Why is this research important: It was once thought by many that ageing was a completely random process, being driven by stochastic causes which triggered mutations within our DNA.
New evidence revealed by Professor Steve Horvath and his colleagues adds weight to the argument that ageing is, in fact, a process which shows consistency across species.
DNA methylation is the process in which methyl groups attach to regions of the DNA called CpG sites where they act as genetic switches, turning specific genes on or off. The increasing inaccuracy of these methyl groups to attach to the correct CpG sites as we get older is thought to be one of the root causes of ageing. By mapping which CpG sites are being unduly methylated as we age (these are called age-related CpG sites) we can build up a predictive model that can be used to assess the biological age, giving rise to biological ageing clock, otherwise known as an epigenetic clock.

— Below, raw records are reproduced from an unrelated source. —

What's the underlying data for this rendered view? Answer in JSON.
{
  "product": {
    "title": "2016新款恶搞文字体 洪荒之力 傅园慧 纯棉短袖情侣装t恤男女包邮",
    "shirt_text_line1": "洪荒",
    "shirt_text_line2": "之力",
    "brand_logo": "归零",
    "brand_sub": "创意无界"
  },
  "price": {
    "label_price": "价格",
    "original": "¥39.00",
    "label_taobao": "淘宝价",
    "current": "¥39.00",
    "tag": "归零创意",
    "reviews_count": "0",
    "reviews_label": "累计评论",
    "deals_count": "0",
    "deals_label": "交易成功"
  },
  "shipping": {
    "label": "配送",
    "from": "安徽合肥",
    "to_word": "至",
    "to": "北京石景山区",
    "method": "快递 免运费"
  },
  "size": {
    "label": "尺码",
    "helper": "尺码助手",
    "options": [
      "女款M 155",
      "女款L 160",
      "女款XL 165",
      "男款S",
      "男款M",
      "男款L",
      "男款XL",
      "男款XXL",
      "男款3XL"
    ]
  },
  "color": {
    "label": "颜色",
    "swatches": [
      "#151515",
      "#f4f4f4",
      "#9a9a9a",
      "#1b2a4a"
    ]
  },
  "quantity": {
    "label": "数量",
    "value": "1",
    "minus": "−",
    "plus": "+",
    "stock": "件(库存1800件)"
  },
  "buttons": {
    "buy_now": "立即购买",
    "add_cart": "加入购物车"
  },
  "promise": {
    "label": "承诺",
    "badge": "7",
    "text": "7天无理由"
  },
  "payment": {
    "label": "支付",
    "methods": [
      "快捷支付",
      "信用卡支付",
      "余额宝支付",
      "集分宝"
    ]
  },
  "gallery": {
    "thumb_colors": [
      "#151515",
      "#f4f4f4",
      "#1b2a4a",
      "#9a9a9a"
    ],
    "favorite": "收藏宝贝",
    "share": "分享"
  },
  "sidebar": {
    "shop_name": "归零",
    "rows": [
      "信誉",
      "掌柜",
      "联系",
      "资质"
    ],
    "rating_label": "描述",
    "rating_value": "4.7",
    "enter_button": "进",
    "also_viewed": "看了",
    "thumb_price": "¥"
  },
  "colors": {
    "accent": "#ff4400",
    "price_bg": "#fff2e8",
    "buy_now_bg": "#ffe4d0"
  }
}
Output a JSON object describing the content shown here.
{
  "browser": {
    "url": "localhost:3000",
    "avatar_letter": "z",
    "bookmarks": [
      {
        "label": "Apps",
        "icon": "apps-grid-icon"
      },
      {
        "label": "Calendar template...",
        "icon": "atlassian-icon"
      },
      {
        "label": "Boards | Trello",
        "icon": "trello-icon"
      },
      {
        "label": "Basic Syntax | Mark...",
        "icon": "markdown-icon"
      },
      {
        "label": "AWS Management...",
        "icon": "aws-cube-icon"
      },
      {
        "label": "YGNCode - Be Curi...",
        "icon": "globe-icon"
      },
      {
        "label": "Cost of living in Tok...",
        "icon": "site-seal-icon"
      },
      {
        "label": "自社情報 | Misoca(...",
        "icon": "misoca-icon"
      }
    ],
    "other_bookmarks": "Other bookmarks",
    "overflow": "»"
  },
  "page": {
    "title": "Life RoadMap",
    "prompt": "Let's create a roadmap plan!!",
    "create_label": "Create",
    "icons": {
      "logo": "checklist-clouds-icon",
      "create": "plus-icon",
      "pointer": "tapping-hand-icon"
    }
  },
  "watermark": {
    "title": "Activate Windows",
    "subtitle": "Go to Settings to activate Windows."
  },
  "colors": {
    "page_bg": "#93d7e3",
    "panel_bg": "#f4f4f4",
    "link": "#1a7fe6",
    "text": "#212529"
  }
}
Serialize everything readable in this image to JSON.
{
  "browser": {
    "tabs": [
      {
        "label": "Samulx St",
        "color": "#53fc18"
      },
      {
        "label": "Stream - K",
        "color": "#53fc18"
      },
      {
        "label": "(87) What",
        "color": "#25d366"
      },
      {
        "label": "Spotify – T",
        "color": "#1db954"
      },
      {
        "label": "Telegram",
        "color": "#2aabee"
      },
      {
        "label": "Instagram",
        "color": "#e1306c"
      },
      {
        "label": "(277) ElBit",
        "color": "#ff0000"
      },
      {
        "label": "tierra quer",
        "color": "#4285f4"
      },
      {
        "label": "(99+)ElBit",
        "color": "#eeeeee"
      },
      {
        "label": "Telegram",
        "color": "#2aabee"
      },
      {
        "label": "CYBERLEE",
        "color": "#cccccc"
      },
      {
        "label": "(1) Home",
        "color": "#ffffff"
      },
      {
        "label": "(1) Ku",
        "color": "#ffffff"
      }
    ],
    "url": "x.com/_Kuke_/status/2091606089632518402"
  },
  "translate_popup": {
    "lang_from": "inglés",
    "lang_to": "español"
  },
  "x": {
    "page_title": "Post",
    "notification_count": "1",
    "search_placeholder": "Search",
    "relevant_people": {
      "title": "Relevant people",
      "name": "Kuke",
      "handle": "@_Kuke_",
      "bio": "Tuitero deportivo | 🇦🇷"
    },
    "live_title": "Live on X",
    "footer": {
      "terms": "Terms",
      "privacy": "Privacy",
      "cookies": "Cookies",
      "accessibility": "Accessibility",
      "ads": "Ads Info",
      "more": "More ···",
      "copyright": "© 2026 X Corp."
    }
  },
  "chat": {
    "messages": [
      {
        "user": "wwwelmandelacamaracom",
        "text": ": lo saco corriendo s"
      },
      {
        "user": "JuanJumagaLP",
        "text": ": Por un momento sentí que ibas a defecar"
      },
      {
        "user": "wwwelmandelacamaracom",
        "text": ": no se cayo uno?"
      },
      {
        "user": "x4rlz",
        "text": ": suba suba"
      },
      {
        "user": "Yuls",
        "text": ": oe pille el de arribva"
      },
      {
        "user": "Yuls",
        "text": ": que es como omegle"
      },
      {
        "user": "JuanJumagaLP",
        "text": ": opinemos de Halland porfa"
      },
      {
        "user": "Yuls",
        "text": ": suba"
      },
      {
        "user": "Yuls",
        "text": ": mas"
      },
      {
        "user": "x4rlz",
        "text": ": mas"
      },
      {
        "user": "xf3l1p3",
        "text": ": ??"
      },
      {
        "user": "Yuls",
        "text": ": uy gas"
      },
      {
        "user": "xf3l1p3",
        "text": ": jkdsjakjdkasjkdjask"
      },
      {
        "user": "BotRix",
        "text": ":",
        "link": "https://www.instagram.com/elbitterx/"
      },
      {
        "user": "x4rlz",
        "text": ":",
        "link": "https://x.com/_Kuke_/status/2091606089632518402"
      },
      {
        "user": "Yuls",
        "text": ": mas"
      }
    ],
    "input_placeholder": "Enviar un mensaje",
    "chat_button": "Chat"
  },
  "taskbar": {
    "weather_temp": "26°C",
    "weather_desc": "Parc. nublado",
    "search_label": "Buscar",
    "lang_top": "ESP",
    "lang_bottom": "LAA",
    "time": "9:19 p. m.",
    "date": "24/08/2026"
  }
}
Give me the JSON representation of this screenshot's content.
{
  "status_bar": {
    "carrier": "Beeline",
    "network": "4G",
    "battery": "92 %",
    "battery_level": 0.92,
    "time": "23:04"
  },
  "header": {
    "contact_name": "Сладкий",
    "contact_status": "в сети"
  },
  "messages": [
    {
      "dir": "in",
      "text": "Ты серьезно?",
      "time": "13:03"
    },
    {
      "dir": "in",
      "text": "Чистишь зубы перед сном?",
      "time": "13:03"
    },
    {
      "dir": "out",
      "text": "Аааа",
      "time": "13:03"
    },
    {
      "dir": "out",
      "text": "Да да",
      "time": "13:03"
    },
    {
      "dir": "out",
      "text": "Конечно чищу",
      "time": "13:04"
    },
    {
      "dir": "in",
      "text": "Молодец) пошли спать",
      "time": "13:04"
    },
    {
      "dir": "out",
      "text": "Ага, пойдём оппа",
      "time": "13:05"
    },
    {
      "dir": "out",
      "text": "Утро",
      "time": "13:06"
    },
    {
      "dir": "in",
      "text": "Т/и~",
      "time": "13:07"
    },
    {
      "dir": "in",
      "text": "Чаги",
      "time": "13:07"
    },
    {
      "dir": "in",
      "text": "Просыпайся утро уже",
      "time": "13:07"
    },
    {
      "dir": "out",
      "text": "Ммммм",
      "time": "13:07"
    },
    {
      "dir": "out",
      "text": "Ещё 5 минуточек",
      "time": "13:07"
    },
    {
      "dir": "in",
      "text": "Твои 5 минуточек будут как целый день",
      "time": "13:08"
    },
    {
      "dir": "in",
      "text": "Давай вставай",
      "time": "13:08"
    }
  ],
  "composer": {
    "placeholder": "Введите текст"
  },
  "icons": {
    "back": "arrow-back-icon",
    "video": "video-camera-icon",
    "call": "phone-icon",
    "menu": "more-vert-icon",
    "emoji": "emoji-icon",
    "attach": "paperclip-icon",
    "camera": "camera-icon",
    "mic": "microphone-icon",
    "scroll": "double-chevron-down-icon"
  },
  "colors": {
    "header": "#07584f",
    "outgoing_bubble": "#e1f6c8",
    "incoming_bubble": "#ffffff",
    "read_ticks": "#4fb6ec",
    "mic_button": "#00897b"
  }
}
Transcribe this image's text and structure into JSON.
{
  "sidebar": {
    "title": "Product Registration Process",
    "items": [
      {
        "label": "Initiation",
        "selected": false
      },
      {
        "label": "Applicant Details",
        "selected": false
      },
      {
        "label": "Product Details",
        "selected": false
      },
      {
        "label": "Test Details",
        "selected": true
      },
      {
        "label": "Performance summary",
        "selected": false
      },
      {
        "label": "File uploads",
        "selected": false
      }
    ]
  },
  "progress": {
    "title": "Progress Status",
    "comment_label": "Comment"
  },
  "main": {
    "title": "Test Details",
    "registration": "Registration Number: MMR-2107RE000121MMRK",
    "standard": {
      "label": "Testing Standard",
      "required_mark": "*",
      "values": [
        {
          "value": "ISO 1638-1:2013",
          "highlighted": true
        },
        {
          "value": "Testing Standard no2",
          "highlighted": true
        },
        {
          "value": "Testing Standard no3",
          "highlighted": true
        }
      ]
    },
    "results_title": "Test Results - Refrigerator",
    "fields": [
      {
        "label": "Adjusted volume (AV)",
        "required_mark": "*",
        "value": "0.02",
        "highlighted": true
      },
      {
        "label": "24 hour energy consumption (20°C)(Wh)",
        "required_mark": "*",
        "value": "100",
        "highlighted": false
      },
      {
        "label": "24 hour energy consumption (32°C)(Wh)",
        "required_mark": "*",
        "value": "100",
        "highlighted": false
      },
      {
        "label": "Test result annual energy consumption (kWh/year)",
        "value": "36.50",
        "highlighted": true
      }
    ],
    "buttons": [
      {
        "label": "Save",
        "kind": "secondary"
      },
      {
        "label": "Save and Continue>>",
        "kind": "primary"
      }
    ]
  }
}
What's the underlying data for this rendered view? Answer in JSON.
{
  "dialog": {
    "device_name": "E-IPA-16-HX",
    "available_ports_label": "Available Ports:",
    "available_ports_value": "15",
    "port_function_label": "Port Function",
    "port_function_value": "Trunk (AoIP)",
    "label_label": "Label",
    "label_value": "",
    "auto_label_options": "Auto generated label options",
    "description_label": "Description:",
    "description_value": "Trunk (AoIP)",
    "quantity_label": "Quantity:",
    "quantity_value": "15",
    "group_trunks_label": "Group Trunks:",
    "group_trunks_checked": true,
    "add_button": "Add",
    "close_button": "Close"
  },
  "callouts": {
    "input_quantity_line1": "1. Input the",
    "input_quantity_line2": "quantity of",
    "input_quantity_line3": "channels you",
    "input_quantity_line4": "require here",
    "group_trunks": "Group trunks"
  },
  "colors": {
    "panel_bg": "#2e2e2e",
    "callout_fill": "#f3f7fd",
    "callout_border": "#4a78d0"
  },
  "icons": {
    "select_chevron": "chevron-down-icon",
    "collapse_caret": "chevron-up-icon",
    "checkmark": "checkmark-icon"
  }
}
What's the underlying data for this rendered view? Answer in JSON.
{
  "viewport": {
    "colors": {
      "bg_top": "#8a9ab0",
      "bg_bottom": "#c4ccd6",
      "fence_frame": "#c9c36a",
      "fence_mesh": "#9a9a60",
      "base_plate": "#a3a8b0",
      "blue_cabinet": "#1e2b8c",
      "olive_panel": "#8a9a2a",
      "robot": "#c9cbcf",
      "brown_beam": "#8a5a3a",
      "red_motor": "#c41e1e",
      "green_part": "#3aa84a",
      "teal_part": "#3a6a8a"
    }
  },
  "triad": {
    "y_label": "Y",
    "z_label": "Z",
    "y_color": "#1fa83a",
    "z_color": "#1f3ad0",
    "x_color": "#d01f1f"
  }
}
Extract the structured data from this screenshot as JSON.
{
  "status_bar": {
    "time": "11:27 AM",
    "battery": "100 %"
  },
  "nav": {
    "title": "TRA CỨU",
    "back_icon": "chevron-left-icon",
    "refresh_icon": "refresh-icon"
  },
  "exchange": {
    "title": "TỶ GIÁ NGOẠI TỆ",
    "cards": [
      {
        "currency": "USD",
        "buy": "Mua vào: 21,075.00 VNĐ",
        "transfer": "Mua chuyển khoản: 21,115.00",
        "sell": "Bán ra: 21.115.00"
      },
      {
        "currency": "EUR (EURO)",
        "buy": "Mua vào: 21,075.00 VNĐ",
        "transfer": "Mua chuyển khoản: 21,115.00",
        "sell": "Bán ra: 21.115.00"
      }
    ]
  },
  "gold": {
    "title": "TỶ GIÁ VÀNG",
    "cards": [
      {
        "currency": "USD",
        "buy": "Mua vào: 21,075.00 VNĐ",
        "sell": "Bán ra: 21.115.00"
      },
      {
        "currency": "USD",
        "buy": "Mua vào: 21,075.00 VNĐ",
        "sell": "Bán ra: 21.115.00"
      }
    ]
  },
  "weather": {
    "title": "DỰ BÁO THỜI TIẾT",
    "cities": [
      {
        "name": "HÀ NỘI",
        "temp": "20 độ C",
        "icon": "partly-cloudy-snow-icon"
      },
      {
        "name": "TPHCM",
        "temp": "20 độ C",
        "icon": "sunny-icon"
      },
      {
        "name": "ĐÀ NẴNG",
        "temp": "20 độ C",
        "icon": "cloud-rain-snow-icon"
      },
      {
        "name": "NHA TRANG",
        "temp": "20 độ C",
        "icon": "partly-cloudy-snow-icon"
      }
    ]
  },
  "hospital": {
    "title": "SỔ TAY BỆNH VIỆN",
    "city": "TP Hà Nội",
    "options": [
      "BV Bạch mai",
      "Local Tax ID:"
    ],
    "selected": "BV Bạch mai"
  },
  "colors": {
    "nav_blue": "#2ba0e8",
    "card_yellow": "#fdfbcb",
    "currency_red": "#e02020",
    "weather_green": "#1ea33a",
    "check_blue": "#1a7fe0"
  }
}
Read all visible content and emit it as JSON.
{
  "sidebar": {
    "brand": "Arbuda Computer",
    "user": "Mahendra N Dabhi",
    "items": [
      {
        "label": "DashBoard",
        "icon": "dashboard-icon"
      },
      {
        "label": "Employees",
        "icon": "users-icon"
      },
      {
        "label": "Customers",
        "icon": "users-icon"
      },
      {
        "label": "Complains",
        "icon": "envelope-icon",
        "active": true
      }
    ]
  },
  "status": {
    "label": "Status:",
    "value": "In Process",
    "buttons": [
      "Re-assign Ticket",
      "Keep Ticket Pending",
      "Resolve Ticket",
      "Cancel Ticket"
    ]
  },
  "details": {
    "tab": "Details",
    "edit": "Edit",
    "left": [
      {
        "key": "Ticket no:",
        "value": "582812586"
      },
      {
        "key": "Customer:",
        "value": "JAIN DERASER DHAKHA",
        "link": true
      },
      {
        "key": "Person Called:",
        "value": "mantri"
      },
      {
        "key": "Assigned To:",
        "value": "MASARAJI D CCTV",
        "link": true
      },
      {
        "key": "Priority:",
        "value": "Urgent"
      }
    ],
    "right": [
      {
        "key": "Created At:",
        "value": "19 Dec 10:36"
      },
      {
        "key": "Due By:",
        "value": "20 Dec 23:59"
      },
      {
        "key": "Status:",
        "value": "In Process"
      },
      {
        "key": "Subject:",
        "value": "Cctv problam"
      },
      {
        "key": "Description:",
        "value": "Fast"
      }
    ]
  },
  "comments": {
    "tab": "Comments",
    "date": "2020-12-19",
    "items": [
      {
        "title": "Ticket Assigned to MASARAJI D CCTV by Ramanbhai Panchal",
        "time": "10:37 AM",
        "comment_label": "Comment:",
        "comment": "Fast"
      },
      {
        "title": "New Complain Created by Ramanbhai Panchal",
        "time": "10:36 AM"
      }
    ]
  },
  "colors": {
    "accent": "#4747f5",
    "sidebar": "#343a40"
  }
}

What did the researchers do: Prof. Horvath et al. accumulated an unprecedentedly large collection of DNA methylation profiles of over 130 different species, from 59 different tissue types. The team located the age-related CpG sites which spanned each species and tissue type. From this, universal biological ageing clocks were generated. These can accurately predict the age of an entirely different animal, not used in the generation of the clocks.
Key takeaway(s) from this research: The data showed that the ageing of all the species shared a similar feature. Genes which are close to age-related CpG sites are intrinsically involved with the process of development. Indicating that ageing may be programmed into life through pathways linked with development and growth.
The significance of this is that it demonstrated that there may be an underlying ageing mechanism related to development which is yet to be fully explained.